======== Records for processing ========

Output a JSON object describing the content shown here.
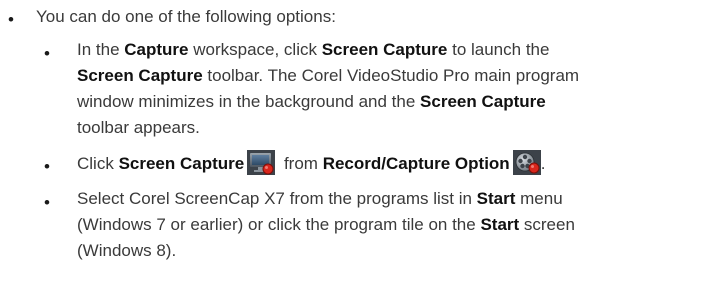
{
  "intro": "You can do one of the following options:",
  "options": {
    "opt1": {
      "l1_a": "In the ",
      "l1_b": "Capture",
      "l1_c": " workspace, click ",
      "l1_d": "Screen Capture",
      "l1_e": " to launch the",
      "l2_a": "Screen Capture",
      "l2_b": " toolbar. The Corel VideoStudio Pro main program",
      "l3_a": "window minimizes in the background and the ",
      "l3_b": "Screen Capture",
      "l4_a": "toolbar appears."
    },
    "opt2": {
      "a": "Click ",
      "b": "Screen Capture",
      "c": " from ",
      "d": "Record/Capture Option",
      "e": "."
    },
    "opt3": {
      "l1_a": "Select Corel ScreenCap X7 from the programs list in ",
      "l1_b": "Start",
      "l1_c": " menu",
      "l2_a": "(Windows 7 or earlier) or click the program tile on the ",
      "l2_b": "Start",
      "l2_c": " screen",
      "l3_a": "(Windows 8)."
    }
  },
  "icons": {
    "screen_capture": "screen-capture-icon",
    "record_capture_option": "record-capture-option-icon"
  },
  "colors": {
    "text": "#3a3a3a",
    "bold": "#111111",
    "record_red": "#d9261c"
  }
}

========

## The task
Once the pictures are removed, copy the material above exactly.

## Answer to this task
Output a JSON object describing the content shown here.
{
  "intro": "You can do one of the following options:",
  "options": {
    "opt1": {
      "l1_a": "In the ",
      "l1_b": "Capture",
      "l1_c": " workspace, click ",
      "l1_d": "Screen Capture",
      "l1_e": " to launch the",
      "l2_a": "Screen Capture",
      "l2_b": " toolbar. The Corel VideoStudio Pro main program",
      "l3_a": "window minimizes in the background and the ",
      "l3_b": "Screen Capture",
      "l4_a": "toolbar appears."
    },
    "opt2": {
      "a": "Click ",
      "b": "Screen Capture",
      "c": " from ",
      "d": "Record/Capture Option",
      "e": "."
    },
    "opt3": {
      "l1_a": "Select Corel ScreenCap X7 from the programs list in ",
      "l1_b": "Start",
      "l1_c": " menu",
      "l2_a": "(Windows 7 or earlier) or click the program tile on the ",
      "l2_b": "Start",
      "l2_c": " screen",
      "l3_a": "(Windows 8)."
    }
  },
  "icons": {
    "screen_capture": "screen-capture-icon",
    "record_capture_option": "record-capture-option-icon"
  },
  "colors": {
    "text": "#3a3a3a",
    "bold": "#111111",
    "record_red": "#d9261c"
  }
}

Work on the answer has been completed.